In the matter of drugs’ side-effects, they need to know how common a particular adverse reaction is. And they need to know just how these lists of drug reactions are compiled. (It is not the case that all the side-effects listed are, in fact, side-effects of those drugs.) They could be a placebo response. These patients need to know how commonly these reactions occur on the placebo arms of the medical studies that underlie these reports. I try to convince them that possible side-effects are not a reason to avoid a drug; they are, if they occur, a reason to stop taking them.

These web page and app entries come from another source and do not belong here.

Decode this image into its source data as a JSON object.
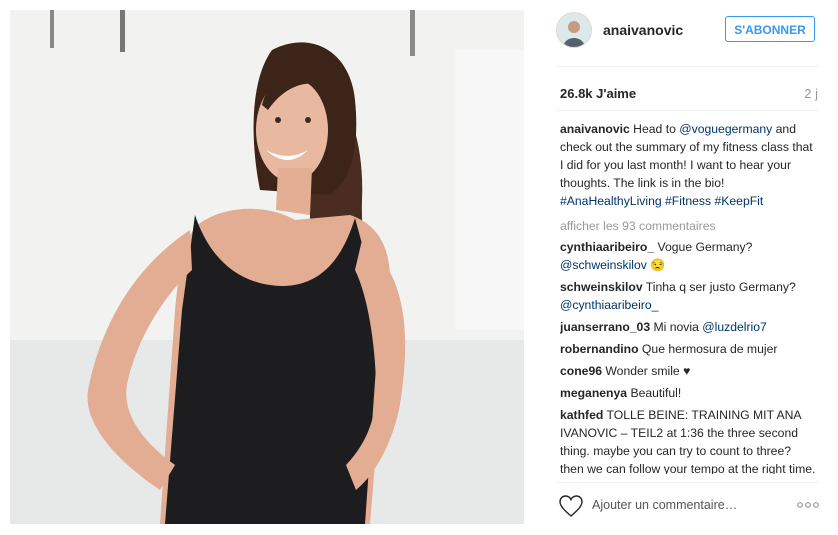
{
  "post": {
    "username": "anaivanovic",
    "follow_label": "S'ABONNER",
    "likes": "26.8k J'aime",
    "time": "2 j",
    "caption": {
      "username": "anaivanovic",
      "part1": " Head to ",
      "mention": "@voguegermany",
      "part2": " and check out the summary of my fitness class that I did for you last month! I want to hear your thoughts. The link is in the bio! ",
      "tags": [
        "#AnaHealthyLiving",
        "#Fitness",
        "#KeepFit"
      ]
    },
    "view_all": "afficher les 93 commentaires",
    "comments": [
      {
        "username": "cynthiaaribeiro_",
        "text_before": " Vogue Germany? ",
        "mention": "@schweinskilov",
        "text_after": " 😒"
      },
      {
        "username": "schweinskilov",
        "text_before": " Tinha q ser justo Germany? ",
        "mention": "@cynthiaaribeiro_",
        "text_after": ""
      },
      {
        "username": "juanserrano_03",
        "text_before": " Mi novia ",
        "mention": "@luzdelrio7",
        "text_after": ""
      },
      {
        "username": "robernandino",
        "text_before": " Que hermosura de mujer",
        "mention": "",
        "text_after": ""
      },
      {
        "username": "cone96",
        "text_before": " Wonder smile ♥",
        "mention": "",
        "text_after": ""
      },
      {
        "username": "meganenya",
        "text_before": " Beautiful!",
        "mention": "",
        "text_after": ""
      },
      {
        "username": "kathfed",
        "text_before": " TOLLE BEINE: TRAINING MIT ANA IVANOVIC – TEIL2 at 1:36 the three second thing. maybe you can try to count to three? then we can follow your tempo at the right time. its really perfect though not much to",
        "mention": "",
        "text_after": ""
      }
    ],
    "add_comment_placeholder": "Ajouter un commentaire…",
    "icons": {
      "like": "heart-outline-icon",
      "more": "more-options-icon"
    },
    "colors": {
      "accent": "#3897f0",
      "link": "#003569",
      "muted": "#999999"
    }
  }
}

In the case of the serious illnesses they worry about, they have to get past their initial scared feelings when they read about how awful these conditions can be. They need to learn whether or not they have all the other symptoms of these conditions and whether or not the particular symptom they think they have occurs by itself in that illness. Very often it does not. Similarly, some of the conditions they worry about are actually impossible in their circumstances. When I had health anxiety in medical school, for instance, I discovered that a particular disease I was worrying about occurred only in middle-aged women. (Students worrying about having serious illnesses is called “medical students’ disease,” not “doctors’ disease,” because, unlike doctors, students, know enough to worry, but not enough not to worry.)

An example of an impossible condition: a man worrying about having had a heart attack because he had a pain in the left foot. (He knew a pain in the left arm could be a sign of a heart attack.) Another example: a woman worrying about the possibility of ovarian cancer when her ovaries had been removed. Other worries are less outlandish, but still far-fetched: a brain tumor because of a sudden, transient pain in the jaw, pancreatic cancer because of constipation, and so on. These can be discovered by the patients to be irrational and unreal.

Patients are only convinced after a considerable period of time that they need to learn more, not avoid learning. They come grudgingly to believe that is true only after I have demonstrated to them over and over again that the particular illnesses they worry about are not consistent with their symptoms. Over and over again, I can show them that something is missing from their symptoms that would have to be there for such a terrible diagnosis to be made. They can discover these discrepancies themselves.

And I ask them to read also about the much more common, and much less serious, illnesses that may, indeed, explain their symptoms—the conditions they really have.  (c) Fredric Neuman